I didn’t toss the bouquet at my wedding. By the time I tied the knot, pretty much all my close friends were already married. There were only a few single women at our wedding, and having been a single gal at many a wedding before, I refused to drag the single ladies out on the dance floor and torture them with the whole spectacle of diving for a bouquet. Tossing the bouquet just wasn’t for me. Traditional I am not. However, it is certainly a long-held wedding tradition, and for the first installment of our Wedding Encyclopedia posts, I thought I’d dig a little deeper into the history behind the tossing of the bouquet.
The tradition of tossing the bouquet is believed to have begun as far back as the 14th century in Western Europe. Believing that brides were lucky people, wedding guests were anxious to get close to the bride in hopes that her luck would rub off on them. In fact, they somehow thought that taking a piece of cloth or ribbon from her wedding dress would bring them some of the same luck. Groups of guests would chase around the bride trying to tear off pieces of her dress that they could take home with them thinking that having such a keepsake would surely bring them luck. Ummm… what?! Can you imagine your wedding guests tearing themselves off a piece of your wedding gown?!? No thank you.
Obviously, brides weren’t so keen on the idea of being chased around their wedding receptions and having their clothes destroyed, so in an attempt to save themselves (and their clothing), brides began tossing their bouquet into the crowd in an attempt to distract the guests. This gave the bride enough time to get away without harm. Like the brides clothing, the bouquet soon became a symbol of good fortune, and any unmarried woman who caught the bouquet was said to be the luckiest and hence, the next to marry.

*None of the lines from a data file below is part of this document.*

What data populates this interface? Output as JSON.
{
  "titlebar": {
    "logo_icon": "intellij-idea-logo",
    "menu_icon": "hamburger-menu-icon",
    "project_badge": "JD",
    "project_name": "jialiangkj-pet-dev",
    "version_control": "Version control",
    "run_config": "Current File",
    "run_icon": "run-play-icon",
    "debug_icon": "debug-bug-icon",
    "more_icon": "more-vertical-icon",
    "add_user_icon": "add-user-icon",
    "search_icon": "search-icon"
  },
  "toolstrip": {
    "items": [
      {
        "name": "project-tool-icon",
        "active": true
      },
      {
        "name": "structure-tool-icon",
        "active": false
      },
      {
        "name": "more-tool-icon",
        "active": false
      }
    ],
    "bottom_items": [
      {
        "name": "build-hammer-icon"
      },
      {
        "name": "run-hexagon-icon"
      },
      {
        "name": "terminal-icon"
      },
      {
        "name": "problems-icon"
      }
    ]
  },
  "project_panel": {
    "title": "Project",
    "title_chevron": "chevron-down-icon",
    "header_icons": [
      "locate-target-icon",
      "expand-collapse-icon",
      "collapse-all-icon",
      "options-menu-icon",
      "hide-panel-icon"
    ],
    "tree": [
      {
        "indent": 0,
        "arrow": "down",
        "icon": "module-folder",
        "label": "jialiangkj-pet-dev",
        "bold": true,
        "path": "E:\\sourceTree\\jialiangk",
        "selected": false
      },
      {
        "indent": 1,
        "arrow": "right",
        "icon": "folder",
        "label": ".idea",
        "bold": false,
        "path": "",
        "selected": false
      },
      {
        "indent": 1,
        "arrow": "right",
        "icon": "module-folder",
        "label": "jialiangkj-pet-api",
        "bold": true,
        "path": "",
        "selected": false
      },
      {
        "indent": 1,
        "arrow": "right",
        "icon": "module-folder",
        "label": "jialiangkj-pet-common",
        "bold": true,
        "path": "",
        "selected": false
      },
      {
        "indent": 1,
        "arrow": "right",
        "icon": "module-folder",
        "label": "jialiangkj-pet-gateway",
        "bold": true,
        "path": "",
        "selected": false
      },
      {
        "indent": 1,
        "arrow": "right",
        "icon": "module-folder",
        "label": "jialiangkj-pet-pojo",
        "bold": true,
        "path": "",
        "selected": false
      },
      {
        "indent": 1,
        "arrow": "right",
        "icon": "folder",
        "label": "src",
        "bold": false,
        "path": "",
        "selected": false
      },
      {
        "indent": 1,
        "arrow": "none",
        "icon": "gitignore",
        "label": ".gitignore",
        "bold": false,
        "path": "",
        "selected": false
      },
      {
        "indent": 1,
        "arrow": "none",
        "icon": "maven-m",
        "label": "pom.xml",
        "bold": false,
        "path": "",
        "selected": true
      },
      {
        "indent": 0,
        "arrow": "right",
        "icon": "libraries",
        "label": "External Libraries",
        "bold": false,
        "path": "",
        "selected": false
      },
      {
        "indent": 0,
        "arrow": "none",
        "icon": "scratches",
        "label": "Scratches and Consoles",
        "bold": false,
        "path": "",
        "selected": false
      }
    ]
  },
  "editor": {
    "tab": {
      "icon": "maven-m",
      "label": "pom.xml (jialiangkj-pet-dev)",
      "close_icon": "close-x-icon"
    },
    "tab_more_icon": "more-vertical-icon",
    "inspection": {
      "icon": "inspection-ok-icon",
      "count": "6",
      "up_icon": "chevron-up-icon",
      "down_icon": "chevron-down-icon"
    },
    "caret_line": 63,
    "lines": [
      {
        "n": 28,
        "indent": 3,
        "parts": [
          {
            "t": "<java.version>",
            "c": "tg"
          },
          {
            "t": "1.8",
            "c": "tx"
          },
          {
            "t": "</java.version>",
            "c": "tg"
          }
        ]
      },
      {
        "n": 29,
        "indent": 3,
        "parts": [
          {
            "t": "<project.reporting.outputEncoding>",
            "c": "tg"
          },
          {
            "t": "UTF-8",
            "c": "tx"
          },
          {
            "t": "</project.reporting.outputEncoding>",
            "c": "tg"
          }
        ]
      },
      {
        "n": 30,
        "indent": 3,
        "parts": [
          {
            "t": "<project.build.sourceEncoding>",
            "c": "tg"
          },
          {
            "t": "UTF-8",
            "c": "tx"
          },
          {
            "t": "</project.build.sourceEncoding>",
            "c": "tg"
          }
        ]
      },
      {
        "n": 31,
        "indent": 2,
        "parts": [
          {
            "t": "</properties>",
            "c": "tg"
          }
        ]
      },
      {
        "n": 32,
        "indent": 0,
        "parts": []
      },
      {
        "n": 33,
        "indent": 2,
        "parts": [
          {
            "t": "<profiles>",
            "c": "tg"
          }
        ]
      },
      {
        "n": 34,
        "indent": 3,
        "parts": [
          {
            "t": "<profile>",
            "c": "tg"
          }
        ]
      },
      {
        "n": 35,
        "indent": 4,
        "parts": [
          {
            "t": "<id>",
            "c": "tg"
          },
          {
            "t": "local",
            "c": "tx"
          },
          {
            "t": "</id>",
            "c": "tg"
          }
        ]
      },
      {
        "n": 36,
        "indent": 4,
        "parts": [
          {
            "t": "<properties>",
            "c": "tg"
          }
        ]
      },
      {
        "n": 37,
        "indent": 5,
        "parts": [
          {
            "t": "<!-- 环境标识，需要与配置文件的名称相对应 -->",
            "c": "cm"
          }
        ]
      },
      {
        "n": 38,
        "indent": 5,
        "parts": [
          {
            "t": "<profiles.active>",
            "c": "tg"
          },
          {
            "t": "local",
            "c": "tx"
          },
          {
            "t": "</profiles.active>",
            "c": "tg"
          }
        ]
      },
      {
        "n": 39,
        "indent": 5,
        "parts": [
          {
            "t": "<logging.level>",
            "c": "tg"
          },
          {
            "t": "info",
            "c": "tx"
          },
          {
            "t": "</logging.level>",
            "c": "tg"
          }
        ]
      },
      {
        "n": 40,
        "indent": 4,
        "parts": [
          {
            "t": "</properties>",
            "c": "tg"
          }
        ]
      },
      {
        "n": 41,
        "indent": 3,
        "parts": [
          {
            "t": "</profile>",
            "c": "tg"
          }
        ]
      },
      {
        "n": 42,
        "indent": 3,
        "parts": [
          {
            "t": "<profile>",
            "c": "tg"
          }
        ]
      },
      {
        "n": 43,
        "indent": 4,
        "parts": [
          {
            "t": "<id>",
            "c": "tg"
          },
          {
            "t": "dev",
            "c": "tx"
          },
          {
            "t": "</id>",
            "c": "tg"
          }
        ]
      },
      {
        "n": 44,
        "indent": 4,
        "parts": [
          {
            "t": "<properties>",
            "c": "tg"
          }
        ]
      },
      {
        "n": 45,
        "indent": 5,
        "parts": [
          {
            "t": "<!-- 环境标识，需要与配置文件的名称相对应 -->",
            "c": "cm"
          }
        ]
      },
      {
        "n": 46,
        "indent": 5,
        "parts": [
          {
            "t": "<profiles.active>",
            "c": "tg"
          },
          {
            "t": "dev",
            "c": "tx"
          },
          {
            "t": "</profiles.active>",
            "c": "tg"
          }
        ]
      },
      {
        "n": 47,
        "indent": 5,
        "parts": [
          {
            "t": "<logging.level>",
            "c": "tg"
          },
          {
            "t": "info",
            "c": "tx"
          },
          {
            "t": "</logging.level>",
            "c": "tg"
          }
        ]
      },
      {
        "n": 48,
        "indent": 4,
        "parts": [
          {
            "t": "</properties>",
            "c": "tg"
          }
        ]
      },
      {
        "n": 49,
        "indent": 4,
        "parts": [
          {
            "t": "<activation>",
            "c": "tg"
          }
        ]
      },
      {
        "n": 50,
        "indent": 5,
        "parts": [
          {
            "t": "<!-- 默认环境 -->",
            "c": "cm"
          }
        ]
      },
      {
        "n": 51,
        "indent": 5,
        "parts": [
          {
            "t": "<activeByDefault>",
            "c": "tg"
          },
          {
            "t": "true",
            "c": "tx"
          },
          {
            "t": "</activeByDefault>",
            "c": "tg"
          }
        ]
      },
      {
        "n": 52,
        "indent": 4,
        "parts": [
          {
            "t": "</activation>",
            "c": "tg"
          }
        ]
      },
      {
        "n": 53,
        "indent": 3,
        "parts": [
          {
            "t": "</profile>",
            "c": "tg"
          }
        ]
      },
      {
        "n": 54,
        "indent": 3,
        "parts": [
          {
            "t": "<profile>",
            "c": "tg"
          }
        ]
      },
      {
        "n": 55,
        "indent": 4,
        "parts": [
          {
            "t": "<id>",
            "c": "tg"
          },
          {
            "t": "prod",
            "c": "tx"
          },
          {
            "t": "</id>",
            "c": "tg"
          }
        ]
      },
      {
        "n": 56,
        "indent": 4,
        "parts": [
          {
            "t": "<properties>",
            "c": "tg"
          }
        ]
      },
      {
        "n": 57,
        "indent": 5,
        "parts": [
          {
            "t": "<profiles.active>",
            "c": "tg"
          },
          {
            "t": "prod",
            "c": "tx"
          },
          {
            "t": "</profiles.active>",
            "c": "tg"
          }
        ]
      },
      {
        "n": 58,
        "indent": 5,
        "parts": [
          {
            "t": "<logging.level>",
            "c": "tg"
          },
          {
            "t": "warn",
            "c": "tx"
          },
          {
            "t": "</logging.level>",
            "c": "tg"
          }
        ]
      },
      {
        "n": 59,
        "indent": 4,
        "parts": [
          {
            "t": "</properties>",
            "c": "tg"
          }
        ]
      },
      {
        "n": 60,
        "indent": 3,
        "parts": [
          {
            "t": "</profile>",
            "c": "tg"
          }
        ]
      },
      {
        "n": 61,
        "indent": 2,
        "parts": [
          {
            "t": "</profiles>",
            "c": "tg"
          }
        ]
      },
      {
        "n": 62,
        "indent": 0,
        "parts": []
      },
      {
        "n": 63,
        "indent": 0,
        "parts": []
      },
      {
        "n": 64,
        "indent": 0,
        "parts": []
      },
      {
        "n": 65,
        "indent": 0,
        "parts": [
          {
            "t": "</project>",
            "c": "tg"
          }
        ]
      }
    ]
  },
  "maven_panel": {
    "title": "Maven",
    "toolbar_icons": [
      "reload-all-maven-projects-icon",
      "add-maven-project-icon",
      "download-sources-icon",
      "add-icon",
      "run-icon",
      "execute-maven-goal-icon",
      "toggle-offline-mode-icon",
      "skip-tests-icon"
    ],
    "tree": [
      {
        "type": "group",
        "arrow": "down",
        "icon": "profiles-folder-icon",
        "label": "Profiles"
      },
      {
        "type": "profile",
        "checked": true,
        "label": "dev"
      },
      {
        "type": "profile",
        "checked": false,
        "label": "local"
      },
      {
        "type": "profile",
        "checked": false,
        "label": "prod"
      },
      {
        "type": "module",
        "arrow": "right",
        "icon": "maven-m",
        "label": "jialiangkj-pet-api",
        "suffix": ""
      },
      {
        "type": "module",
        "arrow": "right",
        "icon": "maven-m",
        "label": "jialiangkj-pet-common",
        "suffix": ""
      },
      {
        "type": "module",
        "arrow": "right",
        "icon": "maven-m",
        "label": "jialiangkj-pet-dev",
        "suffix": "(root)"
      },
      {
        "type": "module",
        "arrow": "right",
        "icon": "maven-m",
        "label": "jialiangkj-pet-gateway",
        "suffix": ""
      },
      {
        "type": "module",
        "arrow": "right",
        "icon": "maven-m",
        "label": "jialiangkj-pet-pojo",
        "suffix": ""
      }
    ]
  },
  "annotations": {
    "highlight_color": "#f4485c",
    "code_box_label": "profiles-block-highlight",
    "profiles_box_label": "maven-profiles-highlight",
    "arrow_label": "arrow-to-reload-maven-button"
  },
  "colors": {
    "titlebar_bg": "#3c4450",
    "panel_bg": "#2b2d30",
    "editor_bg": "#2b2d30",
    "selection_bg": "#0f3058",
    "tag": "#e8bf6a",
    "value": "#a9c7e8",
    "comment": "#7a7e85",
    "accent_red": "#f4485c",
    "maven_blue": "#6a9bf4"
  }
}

So, what do you think? Are you planning to (or did you) toss the bouquet at your wedding? Or did you prefer to just have your guests rip off pieces of your gown?